But the conflict — now in its seventh year — has forced an estimated 200,000 Syrians to give up their studies, according to the New York-based charity Institute of International Education (IIE).
Lifeline for students
For many, a handful of easily accessible, virtual schools that offer accredited diplomas and tuition for free have become an educational lifeline.
University of the People, headquartered in California, offers four-year bachelor degrees completely taught online with the help of volunteer academics and retired university staff.
It has more than 200 students in Syria, and counts among its student body another 300 Syrians who have fled to safety abroad, according to the school.
Similarly, the Berlin-based Kiron Open Higher Education and Amity University, in India, each offer free online courses to hundreds of Syrian refugees.
For Hammad, it was during an adrenaline-fueled, end-of-semester exam rush in 2013, that conventional schooling came to an abrupt end.
Then a first-year finance student at Aleppo University, the bright-eyed woman was sitting an exam alongside her young peers when two explosions rocked the campus, killing more than 80 people and wounding some 160.
“I can’t forget until now how many students died in front of my eyes,” she said in a Skype interview. “Their blood, their eyes, many students lost their arms, their legs.”
From that moment, her local university, along with Hammad’s professional aspirations, was off limits.
Now Hammad studies most nights by candlelight on her smartphone — she has no laptop — towards a bachelor’s degree in business and administration.
Her mobile internet connection is painfully slow, she said, but sufficient to load her weekly readings — a welcome distraction.
“When I study, I feel like I’m out of the war,” she told the Thomson Reuters Foundation.
Violence in Aleppo has receded since government forces have retaken the city from rebels last December.
But humanitarian organisations have expressed shock at the extent of the destruction to infrastructure and homes alike.
The magnitude of the tragedy only hit Hammad recently.
While researching a paper on globalisation, she stumbled upon a UN website describing the Syrian crisis as being at the centre of the worst refugee exodus since World War Two.
It is a comparison widely made in the Western media, but the first time Hammad, a victim of that war, had heard about it, she said.
That night, after writing down her homework on paper with a pencil, then transcribing it on her smartphone to send her professors, Hammad sobbed.

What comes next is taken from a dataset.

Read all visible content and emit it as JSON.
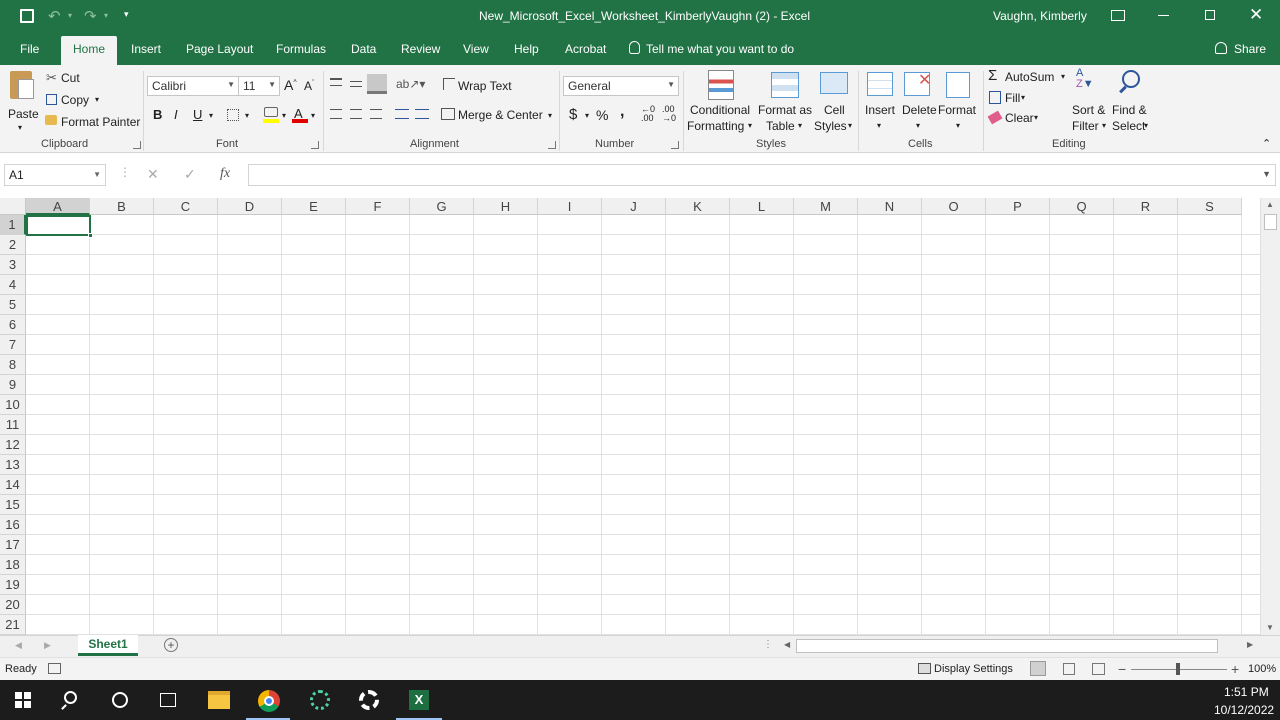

“It’s terrible, terrible,” she recalls telling her parents. “What is happening here is like a dream, a bad dream.”
University in exile
From half a world away, in New York, Shai Reshef, the president and founder of University of the People, is working to increase the number of Syrians who — like Hammad — go back to university.
“We never know when the situation in Syria will come to the point when they can start to rebuild their country,” he said in a phone interview. “But they should be ready for that.”
Still, not all see online schools as the right fix.
IIE President Allan Goodman warned that without brick-and-mortar universities and their vibrant intellectual communities, Syrians may never return in droves to higher education.
His organisation has been lobbying several governments, unsuccessfully so far, to host a “university in exile” — an Arabic-language school that would be staffed by some among the 2,000 Syrian academics estimated to have fled their country.
“What we’re hearing (from Syrians) is the desire for reconnection to an academic environment - something that looks like a university, sounds like a university, has teachers walking around, libraries,” said Goodman in a phone interview.
“And the online education is not a substitute for that.”
A recent study by the British Council echoes that view.
After interviewing some 180 Syrian refugees — many of whom had never studied on the internet — researchers concluded online learning appealed the least to Syrian refugees compared to other schooling options, including in-person degree programs.
But University of the People’s Reshef argued researchers were asking the victims of war the wrong question.
“What options do they have?” he said.
Far removed from these debates, Hammad, meanwhile, said she looked to the day when, armed with her business diploma, she may be able to rebuild Syria — as a businesswoman.
“You know after each war, countries receive financial aid,” she said. “There will be many investments.” — Thomson Reuters Foundation